      • It’s a curious tendency I’ve noticed- so many people seem to think that either a) you should be corrected, in which case saying “but it’s OK, don’t worry too much” is coddling or something, or b) if it’s not the end of the world, then you should just let it slide, in which case no standards get maintained. That’s true in any case like this- you’d think it would be more obvious, that it’s OK to say “you’re doing it wrong, and don’t do it that way again, but for now, it will be OK, just do better later.” That’s not directed at any commenter here, just a general trend I’ve noticed.

  5. I might point out that South Texas Law College is located here in Houston. Nor can I say I’m really surprised that one of their faculty would make a statement like that, anymore than I would one from Harvard or Georgetown. In fact, are there any reputable law schools left in the country who wouldn’t tolerate this sort of gutter talk from one of their professors?

  6. Hey, Madalyn Murray O’Hair and Dan Rather are noted on Wikipedia as “Notable Alumni” who attended the law school.
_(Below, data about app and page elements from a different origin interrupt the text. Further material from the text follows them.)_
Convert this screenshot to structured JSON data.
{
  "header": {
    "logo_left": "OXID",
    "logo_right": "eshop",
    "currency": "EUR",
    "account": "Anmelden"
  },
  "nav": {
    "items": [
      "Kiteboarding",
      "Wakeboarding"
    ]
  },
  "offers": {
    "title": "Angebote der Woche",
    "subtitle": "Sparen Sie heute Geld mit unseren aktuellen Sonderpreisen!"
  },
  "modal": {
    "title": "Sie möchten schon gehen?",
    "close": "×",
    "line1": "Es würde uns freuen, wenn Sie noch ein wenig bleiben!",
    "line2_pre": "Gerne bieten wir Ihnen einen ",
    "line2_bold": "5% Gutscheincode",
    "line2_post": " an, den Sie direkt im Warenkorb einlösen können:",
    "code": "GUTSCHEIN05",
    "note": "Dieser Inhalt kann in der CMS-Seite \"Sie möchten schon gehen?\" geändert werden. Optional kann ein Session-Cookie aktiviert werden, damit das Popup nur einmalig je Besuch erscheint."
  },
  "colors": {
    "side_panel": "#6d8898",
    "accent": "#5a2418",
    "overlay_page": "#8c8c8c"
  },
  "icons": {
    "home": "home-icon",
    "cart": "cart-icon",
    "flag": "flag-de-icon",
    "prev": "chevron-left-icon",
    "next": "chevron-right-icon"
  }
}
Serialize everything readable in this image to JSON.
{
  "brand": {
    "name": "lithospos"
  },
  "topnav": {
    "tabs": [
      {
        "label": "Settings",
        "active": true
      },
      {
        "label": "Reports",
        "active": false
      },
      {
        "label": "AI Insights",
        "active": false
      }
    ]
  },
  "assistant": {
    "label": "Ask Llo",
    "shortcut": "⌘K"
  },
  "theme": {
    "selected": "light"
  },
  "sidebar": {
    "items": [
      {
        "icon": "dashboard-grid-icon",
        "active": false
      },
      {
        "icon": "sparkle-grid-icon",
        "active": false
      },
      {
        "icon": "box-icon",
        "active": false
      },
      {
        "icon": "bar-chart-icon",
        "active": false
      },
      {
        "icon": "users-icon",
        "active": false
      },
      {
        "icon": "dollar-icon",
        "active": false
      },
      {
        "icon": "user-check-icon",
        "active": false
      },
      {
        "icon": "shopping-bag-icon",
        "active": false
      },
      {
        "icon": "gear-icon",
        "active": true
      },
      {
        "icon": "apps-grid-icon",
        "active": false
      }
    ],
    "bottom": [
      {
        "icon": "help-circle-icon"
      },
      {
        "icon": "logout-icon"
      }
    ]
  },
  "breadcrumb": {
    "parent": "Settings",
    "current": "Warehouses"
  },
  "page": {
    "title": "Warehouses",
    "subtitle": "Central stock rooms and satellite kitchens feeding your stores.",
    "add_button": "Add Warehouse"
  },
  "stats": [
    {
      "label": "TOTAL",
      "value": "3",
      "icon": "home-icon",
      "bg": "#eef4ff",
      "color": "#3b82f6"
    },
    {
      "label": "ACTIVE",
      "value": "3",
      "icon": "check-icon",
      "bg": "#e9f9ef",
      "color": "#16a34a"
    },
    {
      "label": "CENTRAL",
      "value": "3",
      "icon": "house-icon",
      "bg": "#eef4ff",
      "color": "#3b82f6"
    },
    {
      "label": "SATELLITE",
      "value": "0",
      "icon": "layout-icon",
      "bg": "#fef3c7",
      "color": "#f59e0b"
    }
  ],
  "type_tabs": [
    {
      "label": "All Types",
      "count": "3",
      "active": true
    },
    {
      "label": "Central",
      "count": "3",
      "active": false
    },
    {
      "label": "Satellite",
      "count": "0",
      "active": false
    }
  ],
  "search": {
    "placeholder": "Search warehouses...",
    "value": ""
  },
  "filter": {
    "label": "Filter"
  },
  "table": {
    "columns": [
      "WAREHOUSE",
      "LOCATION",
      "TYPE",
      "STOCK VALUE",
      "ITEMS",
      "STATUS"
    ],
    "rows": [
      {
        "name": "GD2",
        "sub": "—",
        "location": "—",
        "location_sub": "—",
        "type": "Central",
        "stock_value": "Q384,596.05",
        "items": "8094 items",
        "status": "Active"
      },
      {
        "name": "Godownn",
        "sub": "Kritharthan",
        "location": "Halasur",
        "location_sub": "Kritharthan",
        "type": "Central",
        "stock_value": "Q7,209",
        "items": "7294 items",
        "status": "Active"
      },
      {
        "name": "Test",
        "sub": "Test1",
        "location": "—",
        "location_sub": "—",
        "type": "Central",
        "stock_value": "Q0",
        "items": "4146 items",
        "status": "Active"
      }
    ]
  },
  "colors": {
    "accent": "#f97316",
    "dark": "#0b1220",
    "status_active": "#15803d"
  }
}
So it may be doubtful that Blackman will be denied tenure or reprimanded.

  7. Well, Jeez, Who the hell is Josh Blackman, ASSISTANT PROFESSOR OF LAW AT SOUTH TEXAS COLLEGE OF LAW to call a Supreme Court Justice a “dick?” Calling ANYONE a “dick” on a professional basis is bad enough, but when you’re just an Assistant Professor of Law at the South Texas College of Law (barely accredited, I’m sure and well known, probably for its own complement of “dicks” — you’ve got hell of a lot of nerve. Why isn’t Blackman on the Supreme Court? Maybe because HE’S the “dick.”

    What is happening in our world? Civility is dead. And the worst offenders (ha ha) are the ones who don’t know what they’re talking about, who resent those who achieve, and whose ideologies don’t match their own. Hey, Blackman, do you like “dick-head” better? Seems more descriptive to me…,

Leave a Reply

Fill in your details below or click an icon to log in:

WordPress.com Logo

You are commenting using your WordPress.com account. Log Out /  Change )

Google photo

You are commenting using your Google account. Log Out /  Change )

Twitter picture

You are commenting using your Twitter account. Log Out /  Change )

Facebook photo

You are commenting using your Facebook account. Log Out /  Change )

Connecting to %s

This site uses Akismet to reduce spam. Learn how your comment data is processed.